◆ **AIM OF THE EXERCISE**:
Print the following entries without any change.

◆ **RECORDS**:
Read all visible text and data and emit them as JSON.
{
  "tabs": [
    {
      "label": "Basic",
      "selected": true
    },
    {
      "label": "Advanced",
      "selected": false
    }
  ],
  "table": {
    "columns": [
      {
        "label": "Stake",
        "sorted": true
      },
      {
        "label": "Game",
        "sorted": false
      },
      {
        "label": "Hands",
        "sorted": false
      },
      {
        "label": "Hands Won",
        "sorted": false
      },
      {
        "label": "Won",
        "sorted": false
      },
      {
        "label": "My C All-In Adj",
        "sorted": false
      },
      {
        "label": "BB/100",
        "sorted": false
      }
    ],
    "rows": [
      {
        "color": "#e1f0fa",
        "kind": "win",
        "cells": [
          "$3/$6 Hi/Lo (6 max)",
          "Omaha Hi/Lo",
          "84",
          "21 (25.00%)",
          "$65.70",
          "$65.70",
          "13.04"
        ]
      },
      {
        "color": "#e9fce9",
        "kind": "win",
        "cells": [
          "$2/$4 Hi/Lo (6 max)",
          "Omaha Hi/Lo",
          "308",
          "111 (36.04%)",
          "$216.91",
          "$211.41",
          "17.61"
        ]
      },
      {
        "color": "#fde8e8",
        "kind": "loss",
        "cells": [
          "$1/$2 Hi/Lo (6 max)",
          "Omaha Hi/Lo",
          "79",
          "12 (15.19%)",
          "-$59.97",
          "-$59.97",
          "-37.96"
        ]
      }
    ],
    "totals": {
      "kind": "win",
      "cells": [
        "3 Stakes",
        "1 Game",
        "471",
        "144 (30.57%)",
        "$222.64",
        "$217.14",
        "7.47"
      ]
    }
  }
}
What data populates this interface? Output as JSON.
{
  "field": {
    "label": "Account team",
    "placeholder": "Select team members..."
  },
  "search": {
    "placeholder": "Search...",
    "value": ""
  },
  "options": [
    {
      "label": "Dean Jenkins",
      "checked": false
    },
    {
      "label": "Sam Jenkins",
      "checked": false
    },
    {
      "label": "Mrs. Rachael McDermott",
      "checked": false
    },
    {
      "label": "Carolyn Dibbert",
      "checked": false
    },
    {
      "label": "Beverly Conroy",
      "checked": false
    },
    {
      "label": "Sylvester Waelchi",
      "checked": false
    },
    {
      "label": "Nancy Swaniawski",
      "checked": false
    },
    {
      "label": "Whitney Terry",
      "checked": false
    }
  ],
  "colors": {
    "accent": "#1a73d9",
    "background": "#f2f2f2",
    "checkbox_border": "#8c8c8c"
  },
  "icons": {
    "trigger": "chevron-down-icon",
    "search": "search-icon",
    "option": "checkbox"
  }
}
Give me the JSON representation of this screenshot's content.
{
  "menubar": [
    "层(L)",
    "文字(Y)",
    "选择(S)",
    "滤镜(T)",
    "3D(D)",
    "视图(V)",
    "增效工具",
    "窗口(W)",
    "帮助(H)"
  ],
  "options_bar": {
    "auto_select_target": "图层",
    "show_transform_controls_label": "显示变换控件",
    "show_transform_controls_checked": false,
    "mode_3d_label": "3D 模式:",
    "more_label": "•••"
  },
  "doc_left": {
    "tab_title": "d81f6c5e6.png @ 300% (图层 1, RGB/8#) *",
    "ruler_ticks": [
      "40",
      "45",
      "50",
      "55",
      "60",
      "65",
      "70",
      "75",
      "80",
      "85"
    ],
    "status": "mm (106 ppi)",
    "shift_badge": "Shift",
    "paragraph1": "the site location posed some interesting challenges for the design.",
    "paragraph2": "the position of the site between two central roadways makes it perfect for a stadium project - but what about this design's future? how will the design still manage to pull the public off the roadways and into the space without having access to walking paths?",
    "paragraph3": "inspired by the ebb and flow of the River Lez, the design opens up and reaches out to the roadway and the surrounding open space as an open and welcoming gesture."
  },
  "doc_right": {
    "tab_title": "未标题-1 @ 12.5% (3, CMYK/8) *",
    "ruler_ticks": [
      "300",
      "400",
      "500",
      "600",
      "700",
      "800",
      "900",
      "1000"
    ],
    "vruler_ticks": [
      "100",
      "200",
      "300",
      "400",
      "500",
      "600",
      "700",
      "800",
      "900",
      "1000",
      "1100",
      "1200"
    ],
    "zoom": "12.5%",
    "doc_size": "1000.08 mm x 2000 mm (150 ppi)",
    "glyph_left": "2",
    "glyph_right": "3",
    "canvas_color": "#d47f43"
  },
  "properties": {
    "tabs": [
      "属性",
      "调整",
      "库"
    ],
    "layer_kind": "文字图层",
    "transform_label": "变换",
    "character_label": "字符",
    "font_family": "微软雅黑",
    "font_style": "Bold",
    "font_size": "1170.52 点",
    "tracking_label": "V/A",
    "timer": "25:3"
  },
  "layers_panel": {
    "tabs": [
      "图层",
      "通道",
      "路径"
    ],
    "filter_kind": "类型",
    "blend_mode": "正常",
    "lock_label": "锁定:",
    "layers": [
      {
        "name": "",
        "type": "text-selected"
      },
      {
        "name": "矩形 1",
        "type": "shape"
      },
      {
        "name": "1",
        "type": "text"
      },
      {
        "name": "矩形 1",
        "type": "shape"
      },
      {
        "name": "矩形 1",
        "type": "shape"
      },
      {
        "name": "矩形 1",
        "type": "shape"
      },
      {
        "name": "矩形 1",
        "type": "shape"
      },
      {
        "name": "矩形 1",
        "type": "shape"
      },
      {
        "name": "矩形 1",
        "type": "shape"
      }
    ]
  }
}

◆ **OUTPUT FOR THIS EXERCISE**:
Read all visible text and data and emit them as JSON.
{
  "tabs": [
    {
      "label": "Basic",
      "selected": true
    },
    {
      "label": "Advanced",
      "selected": false
    }
  ],
  "table": {
    "columns": [
      {
        "label": "Stake",
        "sorted": true
      },
      {
        "label": "Game",
        "sorted": false
      },
      {
        "label": "Hands",
        "sorted": false
      },
      {
        "label": "Hands Won",
        "sorted": false
      },
      {
        "label": "Won",
        "sorted": false
      },
      {
        "label": "My C All-In Adj",
        "sorted": false
      },
      {
        "label": "BB/100",
        "sorted": false
      }
    ],
    "rows": [
      {
        "color": "#e1f0fa",
        "kind": "win",
        "cells": [
          "$3/$6 Hi/Lo (6 max)",
          "Omaha Hi/Lo",
          "84",
          "21 (25.00%)",
          "$65.70",
          "$65.70",
          "13.04"
        ]
      },
      {
        "color": "#e9fce9",
        "kind": "win",
        "cells": [
          "$2/$4 Hi/Lo (6 max)",
          "Omaha Hi/Lo",
          "308",
          "111 (36.04%)",
          "$216.91",
          "$211.41",
          "17.61"
        ]
      },
      {
        "color": "#fde8e8",
        "kind": "loss",
        "cells": [
          "$1/$2 Hi/Lo (6 max)",
          "Omaha Hi/Lo",
          "79",
          "12 (15.19%)",
          "-$59.97",
          "-$59.97",
          "-37.96"
        ]
      }
    ],
    "totals": {
      "kind": "win",
      "cells": [
        "3 Stakes",
        "1 Game",
        "471",
        "144 (30.57%)",
        "$222.64",
        "$217.14",
        "7.47"
      ]
    }
  }
}
What data populates this interface? Output as JSON.
{
  "field": {
    "label": "Account team",
    "placeholder": "Select team members..."
  },
  "search": {
    "placeholder": "Search...",
    "value": ""
  },
  "options": [
    {
      "label": "Dean Jenkins",
      "checked": false
    },
    {
      "label": "Sam Jenkins",
      "checked": false
    },
    {
      "label": "Mrs. Rachael McDermott",
      "checked": false
    },
    {
      "label": "Carolyn Dibbert",
      "checked": false
    },
    {
      "label": "Beverly Conroy",
      "checked": false
    },
    {
      "label": "Sylvester Waelchi",
      "checked": false
    },
    {
      "label": "Nancy Swaniawski",
      "checked": false
    },
    {
      "label": "Whitney Terry",
      "checked": false
    }
  ],
  "colors": {
    "accent": "#1a73d9",
    "background": "#f2f2f2",
    "checkbox_border": "#8c8c8c"
  },
  "icons": {
    "trigger": "chevron-down-icon",
    "search": "search-icon",
    "option": "checkbox"
  }
}
Give me the JSON representation of this screenshot's content.
{
  "menubar": [
    "层(L)",
    "文字(Y)",
    "选择(S)",
    "滤镜(T)",
    "3D(D)",
    "视图(V)",
    "增效工具",
    "窗口(W)",
    "帮助(H)"
  ],
  "options_bar": {
    "auto_select_target": "图层",
    "show_transform_controls_label": "显示变换控件",
    "show_transform_controls_checked": false,
    "mode_3d_label": "3D 模式:",
    "more_label": "•••"
  },
  "doc_left": {
    "tab_title": "d81f6c5e6.png @ 300% (图层 1, RGB/8#) *",
    "ruler_ticks": [
      "40",
      "45",
      "50",
      "55",
      "60",
      "65",
      "70",
      "75",
      "80",
      "85"
    ],
    "status": "mm (106 ppi)",
    "shift_badge": "Shift",
    "paragraph1": "the site location posed some interesting challenges for the design.",
    "paragraph2": "the position of the site between two central roadways makes it perfect for a stadium project - but what about this design's future? how will the design still manage to pull the public off the roadways and into the space without having access to walking paths?",
    "paragraph3": "inspired by the ebb and flow of the River Lez, the design opens up and reaches out to the roadway and the surrounding open space as an open and welcoming gesture."
  },
  "doc_right": {
    "tab_title": "未标题-1 @ 12.5% (3, CMYK/8) *",
    "ruler_ticks": [
      "300",
      "400",
      "500",
      "600",
      "700",
      "800",
      "900",
      "1000"
    ],
    "vruler_ticks": [
      "100",
      "200",
      "300",
      "400",
      "500",
      "600",
      "700",
      "800",
      "900",
      "1000",
      "1100",
      "1200"
    ],
    "zoom": "12.5%",
    "doc_size": "1000.08 mm x 2000 mm (150 ppi)",
    "glyph_left": "2",
    "glyph_right": "3",
    "canvas_color": "#d47f43"
  },
  "properties": {
    "tabs": [
      "属性",
      "调整",
      "库"
    ],
    "layer_kind": "文字图层",
    "transform_label": "变换",
    "character_label": "字符",
    "font_family": "微软雅黑",
    "font_style": "Bold",
    "font_size": "1170.52 点",
    "tracking_label": "V/A",
    "timer": "25:3"
  },
  "layers_panel": {
    "tabs": [
      "图层",
      "通道",
      "路径"
    ],
    "filter_kind": "类型",
    "blend_mode": "正常",
    "lock_label": "锁定:",
    "layers": [
      {
        "name": "",
        "type": "text-selected"
      },
      {
        "name": "矩形 1",
        "type": "shape"
      },
      {
        "name": "1",
        "type": "text"
      },
      {
        "name": "矩形 1",
        "type": "shape"
      },
      {
        "name": "矩形 1",
        "type": "shape"
      },
      {
        "name": "矩形 1",
        "type": "shape"
      },
      {
        "name": "矩形 1",
        "type": "shape"
      },
      {
        "name": "矩形 1",
        "type": "shape"
      },
      {
        "name": "矩形 1",
        "type": "shape"
      }
    ]
  }
}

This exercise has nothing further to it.